↓

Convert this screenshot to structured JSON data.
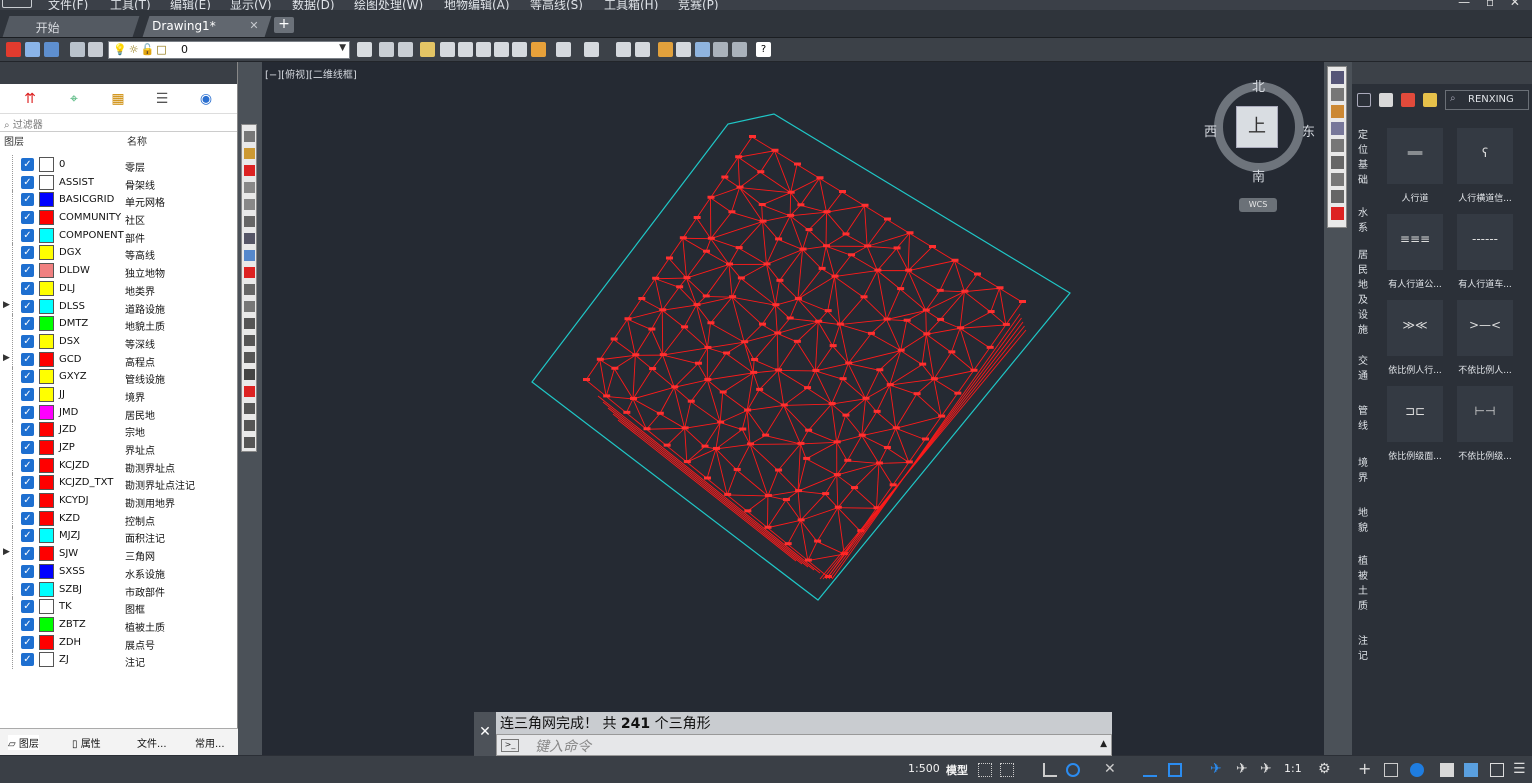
{
  "menu": [
    "文件(F)",
    "工具(T)",
    "编辑(E)",
    "显示(V)",
    "数据(D)",
    "绘图处理(W)",
    "地物编辑(A)",
    "等高线(S)",
    "工具箱(H)",
    "竞赛(P)"
  ],
  "tabs": [
    {
      "label": "开始",
      "active": false
    },
    {
      "label": "Drawing1*",
      "active": true
    }
  ],
  "toolbar": {
    "current_layer": "0"
  },
  "layer_panel": {
    "filter_placeholder": "过滤器",
    "col_layer": "图层",
    "col_name": "名称",
    "layers": [
      {
        "name": "0",
        "desc": "零层",
        "color": "#ffffff",
        "expand": false
      },
      {
        "name": "ASSIST",
        "desc": "骨架线",
        "color": "#ffffff",
        "expand": false
      },
      {
        "name": "BASICGRID",
        "desc": "单元网格",
        "color": "#0000ff",
        "expand": false
      },
      {
        "name": "COMMUNITY",
        "desc": "社区",
        "color": "#ff0000",
        "expand": false
      },
      {
        "name": "COMPONENT",
        "desc": "部件",
        "color": "#00ffff",
        "expand": false
      },
      {
        "name": "DGX",
        "desc": "等高线",
        "color": "#ffff00",
        "expand": false
      },
      {
        "name": "DLDW",
        "desc": "独立地物",
        "color": "#f08080",
        "expand": false
      },
      {
        "name": "DLJ",
        "desc": "地类界",
        "color": "#ffff00",
        "expand": false
      },
      {
        "name": "DLSS",
        "desc": "道路设施",
        "color": "#00ffff",
        "expand": true
      },
      {
        "name": "DMTZ",
        "desc": "地貌土质",
        "color": "#00ff00",
        "expand": false
      },
      {
        "name": "DSX",
        "desc": "等深线",
        "color": "#ffff00",
        "expand": false
      },
      {
        "name": "GCD",
        "desc": "高程点",
        "color": "#ff0000",
        "expand": true
      },
      {
        "name": "GXYZ",
        "desc": "管线设施",
        "color": "#ffff00",
        "expand": false
      },
      {
        "name": "JJ",
        "desc": "境界",
        "color": "#ffff00",
        "expand": false
      },
      {
        "name": "JMD",
        "desc": "居民地",
        "color": "#ff00ff",
        "expand": false
      },
      {
        "name": "JZD",
        "desc": "宗地",
        "color": "#ff0000",
        "expand": false
      },
      {
        "name": "JZP",
        "desc": "界址点",
        "color": "#ff0000",
        "expand": false
      },
      {
        "name": "KCJZD",
        "desc": "勘测界址点",
        "color": "#ff0000",
        "expand": false
      },
      {
        "name": "KCJZD_TXT",
        "desc": "勘测界址点注记",
        "color": "#ff0000",
        "expand": false
      },
      {
        "name": "KCYDJ",
        "desc": "勘测用地界",
        "color": "#ff0000",
        "expand": false
      },
      {
        "name": "KZD",
        "desc": "控制点",
        "color": "#ff0000",
        "expand": false
      },
      {
        "name": "MJZJ",
        "desc": "面积注记",
        "color": "#00ffff",
        "expand": false
      },
      {
        "name": "SJW",
        "desc": "三角网",
        "color": "#ff0000",
        "expand": true
      },
      {
        "name": "SXSS",
        "desc": "水系设施",
        "color": "#0000ff",
        "expand": false
      },
      {
        "name": "SZBJ",
        "desc": "市政部件",
        "color": "#00ffff",
        "expand": false
      },
      {
        "name": "TK",
        "desc": "图框",
        "color": "#ffffff",
        "expand": false
      },
      {
        "name": "ZBTZ",
        "desc": "植被土质",
        "color": "#00ff00",
        "expand": false
      },
      {
        "name": "ZDH",
        "desc": "展点号",
        "color": "#ff0000",
        "expand": false
      },
      {
        "name": "ZJ",
        "desc": "注记",
        "color": "#ffffff",
        "expand": false
      }
    ],
    "footer_tabs": [
      "图层",
      "属性",
      "文件...",
      "常用..."
    ]
  },
  "viewport": {
    "label": "[−][俯视][二维线框]",
    "compass": {
      "north": "北",
      "south": "南",
      "east": "东",
      "west": "西",
      "top": "上"
    },
    "wcs": "WCS"
  },
  "symbol_panel": {
    "search_value": "RENXING",
    "categories": [
      "定位基础",
      "水系",
      "居民地及设施",
      "交通",
      "管线",
      "境界",
      "地貌",
      "植被土质",
      "注记"
    ],
    "symbols": [
      "人行道",
      "人行横道信...",
      "有人行道公...",
      "有人行道车...",
      "依比例人行...",
      "不依比例人...",
      "依比例级面...",
      "不依比例级..."
    ]
  },
  "command": {
    "history_prefix": "连三角网完成！ 共",
    "history_count": "241",
    "history_suffix": "个三角形",
    "input_placeholder": "键入命令"
  },
  "status": {
    "scale": "1:500",
    "space": "模型",
    "anno_scale": "1:1"
  }
}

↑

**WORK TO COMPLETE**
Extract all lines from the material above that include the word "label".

**SOLUTION FOR THIS EXERCISE**
      "label": "开始",
      "label": "Drawing1*",
    "label": "[−][俯视][二维线框]",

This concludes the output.